Motivating researchers to develop good software practices

Posted by s.aragon on 5 February 2018 - 10:10am

3857596_b61f5c8d78_z.jpgBy Sammie Buzzard, University College London; Martin Donnelly, University of Edinburgh.

Introduction or why does this matter?

Whether our involvement in software is in developing it from scratch, building upon existing code, reusing or repurposing someone else’s work, or preserving it (for ten years or until the end of the world, whichever comes first), good software practices benefit us all. This could range from basic version control for an undergraduate’s first coding project to passing well-documented software from one research project to its successor, but the best way to motivate people to improve their practices will be highly dependent on the individual and their circumstances and drivers.

Additionally, appealing to the individual is effective but it doesn’t scale—there are simply too many people involved in research software for a small community of advocates to reach on an individual basis. There are also more wide-ranging actions that could be taken, for example by journals and funding bodies, that could catalyse change within the research software community as a whole. Like any bridge, it is  a good idea to start building from both ends...

So what can we do at an individual level?

In common with most other kinds of intervention, the easiest people to reach are those who know they need help. Code review groups or clubs have been seen to work especially in small communities and they can be a less intimidating environment especially for those less experienced.

However, these individuals are often early career software users, and it can be hard for them to instigate change from the grassroots up. Identifying and incentivising senior champions can be harder, and the motivation may have to change to fit the individual. Will providing concrete examples of how change can help and on the plate solutions work, or are individuals more likely to be motivated by the possibility of citations, research grants, or protecting their legacy?

In addition, there are also those who don’t consider themselves traditional software users (e.g. not realising that Excel counts as software). We need to take care to speak the right language to reach non-core communities and consider providing welcoming forums for no-judgement questions to encourage those who don’t recognise their current relationship with software and its relevance in their work.

And how can we improve the community more widely?

As with research data, enlightened self-interest can be a compelling driver. Funder and publisher policies are often more persuasive to researchers than, for example, institutional policies, although these obviously have their place. If journals begin to require code submission in the name of reproducibility en masse, this will compel better software practices, and enhance research and knowledge generation as a whole.
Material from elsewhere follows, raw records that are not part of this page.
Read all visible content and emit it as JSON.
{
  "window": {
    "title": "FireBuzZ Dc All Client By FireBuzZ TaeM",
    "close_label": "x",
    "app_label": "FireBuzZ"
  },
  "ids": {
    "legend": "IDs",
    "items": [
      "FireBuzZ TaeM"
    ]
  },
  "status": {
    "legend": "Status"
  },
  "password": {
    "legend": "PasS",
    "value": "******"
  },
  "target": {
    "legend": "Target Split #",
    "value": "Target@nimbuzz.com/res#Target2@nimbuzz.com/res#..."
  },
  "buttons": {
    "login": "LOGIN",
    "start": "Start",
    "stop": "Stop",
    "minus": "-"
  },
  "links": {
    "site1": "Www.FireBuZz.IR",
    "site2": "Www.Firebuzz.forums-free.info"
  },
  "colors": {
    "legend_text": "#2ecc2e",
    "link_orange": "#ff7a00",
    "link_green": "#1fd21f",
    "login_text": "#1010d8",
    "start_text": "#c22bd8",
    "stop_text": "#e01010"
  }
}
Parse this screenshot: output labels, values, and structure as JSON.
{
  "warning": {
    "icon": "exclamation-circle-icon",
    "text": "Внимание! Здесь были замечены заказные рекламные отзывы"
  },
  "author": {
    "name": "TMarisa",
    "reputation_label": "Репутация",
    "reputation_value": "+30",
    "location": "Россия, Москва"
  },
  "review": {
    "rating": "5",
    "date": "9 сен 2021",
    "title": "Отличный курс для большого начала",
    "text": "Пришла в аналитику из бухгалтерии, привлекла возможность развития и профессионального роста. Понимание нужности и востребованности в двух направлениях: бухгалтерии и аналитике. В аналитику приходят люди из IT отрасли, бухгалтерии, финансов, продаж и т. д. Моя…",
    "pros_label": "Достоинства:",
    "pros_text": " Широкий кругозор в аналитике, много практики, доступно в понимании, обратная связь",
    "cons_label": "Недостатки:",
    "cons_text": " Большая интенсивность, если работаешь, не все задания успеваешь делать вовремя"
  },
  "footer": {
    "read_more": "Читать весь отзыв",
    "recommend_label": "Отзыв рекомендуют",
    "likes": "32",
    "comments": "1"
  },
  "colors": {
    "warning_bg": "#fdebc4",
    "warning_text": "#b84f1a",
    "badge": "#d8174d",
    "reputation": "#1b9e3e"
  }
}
Likewise, if research funders start to mandate sustainability for code, then better software practices will be ‘baked’ into projects as business-as-usual, and enhance the impact that a research project may have beyond its immediate lifecycle—another convincing driver for researchers at all career stages.

Bringing these types of stakeholder onside will require community efforts. Organisations (including the Software Sustainability Institute) could arrange for training or advocacy/outreach events for the more senior members of of organisations who may be less open to change, and encourage the uptake of the Institute's sustainability survey.

Furthermore, researcher development initiatives such as VITAE and the Doctoral Training Centres could also be approached to build responsible software management into their curricula. Universities and professional organisations can also help prepare the ground for the sustainable software message for early-career and establish researchers alike.

Ultimately, if we manage to reach out and motivate the younger generation of researchers on a global scale, then this is a problem which solves itself in time, but there are thousands of reasons not to restrict advocacy reasons to only this section of the community. Just think of the opportunities that would be missed in the meantime!